Oceana Seeks Protections for Sharks and Swordfish at ICCAT Meeting in Turkey
International Demand and Illegal Fishing Threaten Existence of Oceans Top Predators
Press Release Date: November 11, 2011
Location: Istanbul, Turkey
Oceana, the largest international advocacy group working solely to protect the world’s oceans, is seeking protections for sharks and swordfish at the 22nd Regular Meeting of the International Commission for the Conservation of Atlantic Tunas (ICCAT), which begins today in Istanbul, Turkey. Without immediate action, Oceana believes that international demand and illegal fishing threaten the existence of these top ocean predators.
Oceana is calling on ICCAT, which is composed of 48 fishing countries of the Atlantic Ocean, to adopt the following actions to protect sharks: 1) prohibit the retention of endangered or particularly vulnerable species, including porbeagle and silky sharks; 2) establish science-based precautionary catch limits for blue and shortfin mako sharks; 3) require reporting of catch data as a prerequisite for landing a particular shark species; and 4) improve the current ICCAT finning measure by requiring that sharks be landed with their fins wholly or partially attached in a natural manner.

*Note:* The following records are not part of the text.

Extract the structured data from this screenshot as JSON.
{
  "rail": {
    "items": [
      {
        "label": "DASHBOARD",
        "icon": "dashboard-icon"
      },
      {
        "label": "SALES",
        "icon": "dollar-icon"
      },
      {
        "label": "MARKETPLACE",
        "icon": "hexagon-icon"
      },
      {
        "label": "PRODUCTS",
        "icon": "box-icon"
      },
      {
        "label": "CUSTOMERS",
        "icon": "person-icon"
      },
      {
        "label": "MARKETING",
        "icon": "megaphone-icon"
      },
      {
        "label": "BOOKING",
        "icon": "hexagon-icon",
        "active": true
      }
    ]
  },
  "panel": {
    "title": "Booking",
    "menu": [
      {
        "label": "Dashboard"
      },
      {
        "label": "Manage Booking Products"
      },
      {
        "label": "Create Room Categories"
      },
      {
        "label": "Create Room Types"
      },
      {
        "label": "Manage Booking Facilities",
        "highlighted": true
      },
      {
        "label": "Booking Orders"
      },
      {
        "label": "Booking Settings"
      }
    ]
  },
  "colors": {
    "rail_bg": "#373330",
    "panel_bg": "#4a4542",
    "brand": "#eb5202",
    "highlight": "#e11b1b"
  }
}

“It’s time for meaningful ICCAT action to protect sharks,” said Elizabeth Griffin Wilson, senior manager of marine wildlife at Oceana. “Most shark species in the Atlantic are highly vulnerable because of their exceptionally low reproductive rates, yet lack any form of international protection. As key species are targeted for their valuable fins, we risk emptying the oceans of a vital top predator and greatly changing the oceans as we know them today.”
Oceana is also calling on ICCAT to address overfishing of swordfish in the Mediterranean Sea. This stock remains completely unmanaged despite ICCAT’s knowledge that overfishing has occurred for years and between 50 to 70 percent of the catches are of juvenile fish that have never reached reproductive age. Oceana believes that in order to preserve this species, a comprehensive management plan is needed that is science-based and includes catch limits, restricts access to surface longliners, requires a minimum landing size and contains enforcement provisions.
“Chronic illegal fishing and lack of management in the Mediterranean is transforming the basin into an empty sea,” said Maria Jose Cornax, fisheries campaign manager for Oceana Europe. “Without immediate action, Mediterranean swordfish and other important ICCAT species will soon face the same situation that continues to plague bluefin tuna.”
Bycatch is also a large problem in ICCAT fisheries. Each year, numerous vulnerable species, including sea turtles, marine mammals and sea birds, are caught as bycatch in these fisheries. Oceana is also calling on ICCAT to establish a system that requires these catches to be reported, assesses the impact of the fisheries on these species and creates mitigation measures to reduce their capture.
Late-last week, United States Senators Kerry, Leahy, Bingaman, Lieberman, Boxer, Snowe, Wyden, Reed, Lautenberg, Cardin, Whitehouse, Merkley and Begich, showed their support for U.S. action to protect sharks at ICCAT by sending a letter to Dr. Jane Lubchenco, Administrator of the National Oceanic and Atmospheric Administration.
For more information about ICCAT, sharks and swordfish, and for downloadable images, please visit www.Oceana.org/ICCAT.